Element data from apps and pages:
★ ★ ★ ★ ★ ★ ★

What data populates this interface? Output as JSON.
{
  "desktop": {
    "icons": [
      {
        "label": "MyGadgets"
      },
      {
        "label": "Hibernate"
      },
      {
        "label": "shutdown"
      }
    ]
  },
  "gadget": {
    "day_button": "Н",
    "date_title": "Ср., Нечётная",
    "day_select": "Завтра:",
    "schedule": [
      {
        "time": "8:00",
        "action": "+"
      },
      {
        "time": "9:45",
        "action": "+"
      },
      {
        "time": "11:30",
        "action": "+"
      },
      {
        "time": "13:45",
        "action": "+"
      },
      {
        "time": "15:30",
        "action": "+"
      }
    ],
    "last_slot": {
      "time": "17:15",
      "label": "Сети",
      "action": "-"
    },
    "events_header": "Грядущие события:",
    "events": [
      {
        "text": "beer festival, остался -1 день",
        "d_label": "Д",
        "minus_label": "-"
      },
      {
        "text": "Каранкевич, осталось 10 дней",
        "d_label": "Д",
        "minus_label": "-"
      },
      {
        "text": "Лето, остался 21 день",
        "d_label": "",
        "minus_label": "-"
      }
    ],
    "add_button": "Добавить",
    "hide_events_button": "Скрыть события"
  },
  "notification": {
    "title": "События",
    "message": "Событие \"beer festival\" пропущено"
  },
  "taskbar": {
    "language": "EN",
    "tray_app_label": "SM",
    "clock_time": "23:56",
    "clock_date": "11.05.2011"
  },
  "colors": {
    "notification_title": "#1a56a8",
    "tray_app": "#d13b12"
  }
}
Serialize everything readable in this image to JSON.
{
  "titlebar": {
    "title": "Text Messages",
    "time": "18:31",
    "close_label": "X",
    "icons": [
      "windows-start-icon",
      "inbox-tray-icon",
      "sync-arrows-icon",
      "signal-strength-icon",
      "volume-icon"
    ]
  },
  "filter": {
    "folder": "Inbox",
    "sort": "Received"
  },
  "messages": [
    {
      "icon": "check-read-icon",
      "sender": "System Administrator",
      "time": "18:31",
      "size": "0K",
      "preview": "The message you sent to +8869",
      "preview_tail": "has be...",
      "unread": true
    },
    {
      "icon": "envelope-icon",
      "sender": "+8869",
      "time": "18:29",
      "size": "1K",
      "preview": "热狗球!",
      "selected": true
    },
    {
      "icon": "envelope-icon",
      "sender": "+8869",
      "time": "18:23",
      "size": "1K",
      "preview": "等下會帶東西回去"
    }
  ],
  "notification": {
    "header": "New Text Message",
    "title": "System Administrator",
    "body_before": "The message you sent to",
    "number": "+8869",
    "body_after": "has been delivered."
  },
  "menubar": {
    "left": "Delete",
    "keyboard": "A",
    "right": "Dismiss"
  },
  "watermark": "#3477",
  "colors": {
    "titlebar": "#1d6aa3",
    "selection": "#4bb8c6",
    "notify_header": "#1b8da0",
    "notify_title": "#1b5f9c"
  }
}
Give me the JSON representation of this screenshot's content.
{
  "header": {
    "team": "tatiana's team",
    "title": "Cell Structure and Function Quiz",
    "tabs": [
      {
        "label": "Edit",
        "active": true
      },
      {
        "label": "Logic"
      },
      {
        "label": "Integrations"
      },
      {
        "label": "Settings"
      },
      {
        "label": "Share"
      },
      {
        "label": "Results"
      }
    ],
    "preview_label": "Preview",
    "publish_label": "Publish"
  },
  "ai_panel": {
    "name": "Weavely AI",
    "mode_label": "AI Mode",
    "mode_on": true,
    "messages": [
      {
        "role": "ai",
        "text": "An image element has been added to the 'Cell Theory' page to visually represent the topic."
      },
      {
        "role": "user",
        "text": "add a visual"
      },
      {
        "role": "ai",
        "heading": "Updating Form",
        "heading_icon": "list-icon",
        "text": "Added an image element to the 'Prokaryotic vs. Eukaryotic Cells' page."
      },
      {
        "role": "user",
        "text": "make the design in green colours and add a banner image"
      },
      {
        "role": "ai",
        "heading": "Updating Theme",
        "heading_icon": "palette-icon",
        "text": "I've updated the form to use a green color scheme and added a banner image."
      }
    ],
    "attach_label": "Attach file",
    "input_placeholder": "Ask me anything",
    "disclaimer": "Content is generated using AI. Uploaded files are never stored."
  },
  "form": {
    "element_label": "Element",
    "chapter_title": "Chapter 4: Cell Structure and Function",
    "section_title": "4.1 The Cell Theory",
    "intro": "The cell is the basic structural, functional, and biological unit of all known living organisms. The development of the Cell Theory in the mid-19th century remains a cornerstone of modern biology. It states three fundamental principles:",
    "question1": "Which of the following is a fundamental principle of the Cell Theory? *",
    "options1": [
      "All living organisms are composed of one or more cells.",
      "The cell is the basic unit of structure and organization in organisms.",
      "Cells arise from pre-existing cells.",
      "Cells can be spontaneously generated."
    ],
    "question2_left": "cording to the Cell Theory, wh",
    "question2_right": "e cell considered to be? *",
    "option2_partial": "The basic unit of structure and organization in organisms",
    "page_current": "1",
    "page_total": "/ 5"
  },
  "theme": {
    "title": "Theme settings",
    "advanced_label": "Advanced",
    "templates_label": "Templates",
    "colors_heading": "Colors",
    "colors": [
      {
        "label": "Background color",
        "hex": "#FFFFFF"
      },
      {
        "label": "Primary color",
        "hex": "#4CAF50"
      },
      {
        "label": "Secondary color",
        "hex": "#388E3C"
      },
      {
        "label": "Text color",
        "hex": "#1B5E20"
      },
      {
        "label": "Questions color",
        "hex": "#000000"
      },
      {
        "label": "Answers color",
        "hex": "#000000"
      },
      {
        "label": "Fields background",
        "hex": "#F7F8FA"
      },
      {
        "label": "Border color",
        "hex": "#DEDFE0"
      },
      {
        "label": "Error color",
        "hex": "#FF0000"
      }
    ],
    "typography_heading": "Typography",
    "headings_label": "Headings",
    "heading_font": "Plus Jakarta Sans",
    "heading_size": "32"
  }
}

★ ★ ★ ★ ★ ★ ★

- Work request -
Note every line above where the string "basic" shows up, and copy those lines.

- Answer to this exercise -
    "intro": "The cell is the basic structural, functional, and biological unit of all known living organisms. The development of the Cell Theory in the mid-19th century remains a cornerstone of modern biology. It states three fundamental principles:",
      "The cell is the basic unit of structure and organization in organisms.",
    "option2_partial": "The basic unit of structure and organization in organisms",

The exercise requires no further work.